In the workshop, Yohn volunteered to play a scene where two participants are given established roles—in his case, a student called into the principal’s office—and secret identities—the principal is also his long-lost father!—a detail revealed later in the conversation.

The exercise is relevant to interviewing, Yohn says. A lot of firms ask potential hires scenario-based questions based on ethics, deadlines, or interpersonal conflict, giving interviewees 20 seconds to film a response with no re-dos, he says.

“I’ve been hit with some of those curveballs,” he says. “It’s a skill I’m trying to work on.”

A look at the preparations for this year’s Spring Fling concert and festival

Monday, April 22, 2024

Ahead of Spring Fling 2024, which is set to feature Daya and Metro Boomin, The Daily Pennsylvanian took a look at the behind-the-scenes work which makes the event happen.

Spring Fling, which is planned by Penn’s Social Planning and Events Committee, consists of the Daytime Festival and the Spring Fling Concert — planned by two separate committees within the organization. SPEC leadership, which described them as “some of the largest college events on the East Coast,” wrote that their planning processes are distinct from each other.

Over 10,000 students attend Spring Fling over the course of two days, according to Wharton senior and SPEC President Megan Li.

SPEC’s goal for the Daytime Festival is to create “a more lighthearted event that will be fun and enjoyable for all.” SPEC researches food options, carnival activities, and merchandise opportunities throughout the year and contacts student performing groups, Penn Athletics, and different vendors.
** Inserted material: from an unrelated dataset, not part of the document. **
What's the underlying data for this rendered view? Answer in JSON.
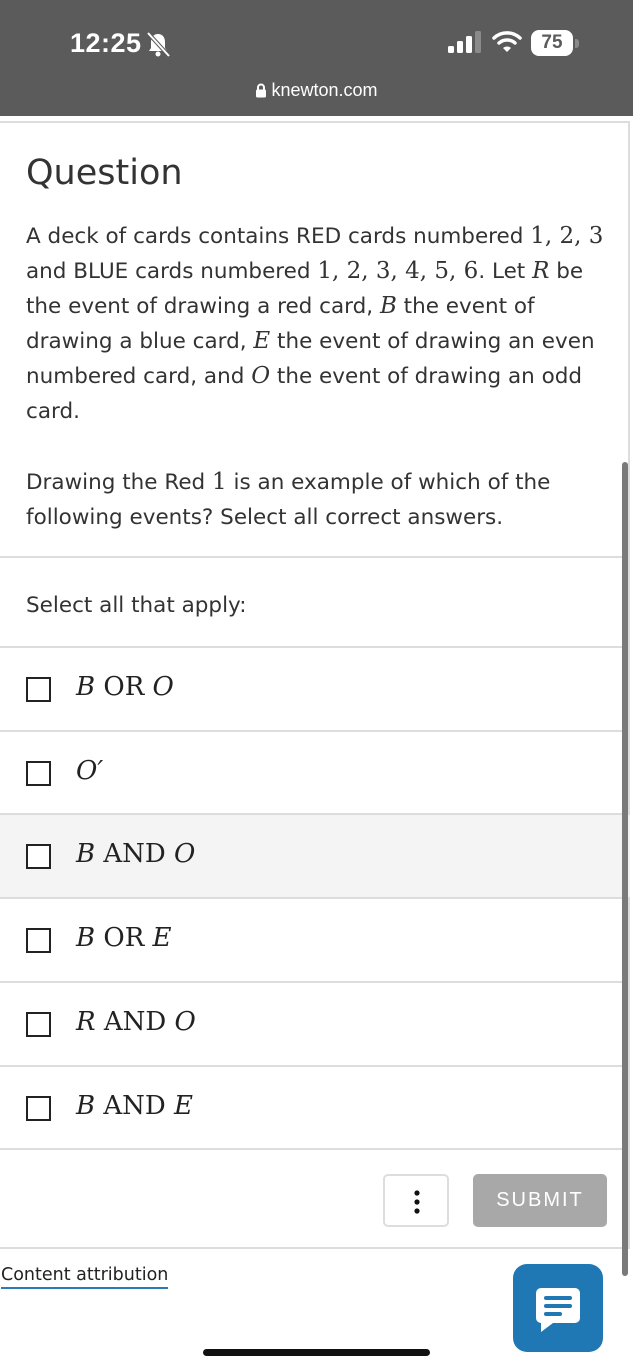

Most of the planning and organizational work during the fall semester for the Spring Fling Concert focuses on talent acquisition. Li wrote that SPEC works closely with multiple talent agents to find potential artists, considering factors such as availability, price, and logistics, which narrows artist options. Then, throughout the spring semester, the committee shifts their focus to event logistics — such as audio and visual technicalities at Penn Park, ticketing, and advertising.

The focus of this year’s event is the performances of Metro Boomin, the headliner and Daya, the opener. 

“Metro Boomin and Daya fit our vision for what we wanted the concert to look like this year,” Li wrote. “We are very fortunate to be able to welcome them to campus.”

Spring Fling will also feature several changes from last year’s edition in an attempt to make it a “novel experience” for attendees.

For the concert, Li highlighted changes in the genre of the headliner, with Metro Boomin belonging to a different genre than last year’s headliner, Lauv. She added that SPEC attempts to avoid having performers who have previously appeared at Spring Fling.

Li added that the Daytime Festival has “more flexibility year to year,” with many new food vendors — Korea Taqueria, Mom–Mom’s, and Funnellas Funnel Cake — joining the event this year. There are also new activities like a Human Claw Machine, Spinning Tea–Cups, and Shoot and Shower Basketball. 

Li also wrote that SPEC faced additional challenges from inflation, which caused production costs to increase “exponentially” compared to the allocated budget.

“We’ve been working diligently to negotiate costs with different vendors and figuring out where we can be flexible in order to maintain the quality of experience our attendees are used to,” Li wrote.

Li wrote that Spring Fling is one of the most anticipated events students look forward to, noting her excitement for students to see what they have prepared for the weekend.

“This is our best selling concert in recent memory and we have an excellent lineup of food and activity vendors for the Daytime Festival,” she wrote. “I don’t think there really is anything to not be looking forward to. Perhaps what I’m looking forward to most is driving a golf cart around campus.”

Hey Day 2021

Wednesday, October 13, 2021

Back in the spring, the Class Board 2022 made the tough decision to postpone their Hey Day to the fall. They held out with hope that it could take place in person. Today , they got their wish—one that many students expressed their gratitude for.